Avtex Site Goes from Superfund to Super Fun


July 24, 1999


FRONT ROYAL - The vision of molding the Avtex Superfund site into a business and recreational park is closer to reality.

On Friday, it was announced community soccer facilities will be built on former toxic sites.

A host of high-ranking public officials, including Virginia's U.S. Senators, Republican John W. Warner and Democrat Charles S. Robb, joined federal Environmental Protection Administration Administrator Carol Browner in announcing a pilot EPA program aimed at helping communities redevelop Superfund sites into parks, neighborhoods, or commercial districts.

Front Royal and Warren County will be the first of 10 communities with Superfund sites to receive $100,000 grants for site redevelopment.

By the end of 2000, nearly $5 million in grants will be awarded to 50 communities nationwide.

Each community will receive up to $100,000 in the form of a cooperative agreement with local government to conduct reuse assessments. The Front Royal-Warren County Economic Development Authority will have stewardship over the local grant money.

"What this . . . will do is encourage communities to develop their reuse plans early in the clean-up process, making it easier to tailor the restoration to the proposed redevelopment," Browner said.

Partnering the redevelopment program will be the United State Soccer Federation Foundation. Daniel T. Flynn, executive director of the group, announced a major national program to design and construct community soccer fields on redeveloped Superfund sites. Avtex will be the first site to receive the assistance of the USSF, he added.

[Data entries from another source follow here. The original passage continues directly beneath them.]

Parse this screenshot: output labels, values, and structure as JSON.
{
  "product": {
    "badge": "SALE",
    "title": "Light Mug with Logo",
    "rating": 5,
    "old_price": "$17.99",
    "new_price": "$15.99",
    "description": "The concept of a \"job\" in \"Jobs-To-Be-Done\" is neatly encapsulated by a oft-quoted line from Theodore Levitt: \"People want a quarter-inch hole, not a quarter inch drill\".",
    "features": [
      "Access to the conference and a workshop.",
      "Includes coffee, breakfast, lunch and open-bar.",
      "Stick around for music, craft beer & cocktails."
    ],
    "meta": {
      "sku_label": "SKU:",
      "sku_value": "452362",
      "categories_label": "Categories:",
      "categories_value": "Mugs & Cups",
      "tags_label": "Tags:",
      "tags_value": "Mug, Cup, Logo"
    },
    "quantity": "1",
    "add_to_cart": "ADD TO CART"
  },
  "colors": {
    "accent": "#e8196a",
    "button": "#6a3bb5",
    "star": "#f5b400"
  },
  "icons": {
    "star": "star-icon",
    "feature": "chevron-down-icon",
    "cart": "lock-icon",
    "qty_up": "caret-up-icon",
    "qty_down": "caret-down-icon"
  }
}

To further promote involvement in Superfund site redevelopment ,Congress is considering a new plan to create "Better America Bonds." The bonds would be an innovative structure of tax credits designed to attract private investment in support of local efforts to help develop toxic waste sites for public uses, such as parks and playing fields.

A local plan has already been developed with the help of a consultant to turn the 400-acre Avtex into a waterfront business and recreation park with a hotel and conference center, industrial park, homes, open space, walking trails, a boat landing, and public recreation area. The community soccer complex is expected to cover about 25 acres, and include 10-12 playing fields.

"Think about it," said Browner. "This land - once a health hazard to the community - will now be home to soccer fields where our kids will come to play a great sport, get healthy, and stay healthy."

Once the nation's largest producer of high-tenacity carbonized rayon, Avtex was shut down by the Virginia Department of Environmental Quality on Nov. 10, 1989, after being cited for dozens of emissions violations.

Following Friday's press conference, Browner said Avtex was chosen as the place of the announcement because of its proximity to Washington, D.C., and because the site was at a pivotal point in its future re-use.

She said the new program represents a change in EPA philosophy, which she has steered during the last six years. Before, the government focused its attention on actual cleanup of Superfund sites. Now, the goal is to shift the focus to productive, economic re-use under which communities become key players in shaping the out come.

"We are cutting the crown jewel in the Valley of Virginia with this magnificent partnership," said Warner.

Warner said he has personal interest in seeing the Shenandoah River near Avtex return to a haven for bass fishing. Warner’s family farm, on which his son now; lives, is along the river near Milldale.

Robb said a partnership involving the community, private industry and government at Avtex will work because the community will develop a vested interest in the project.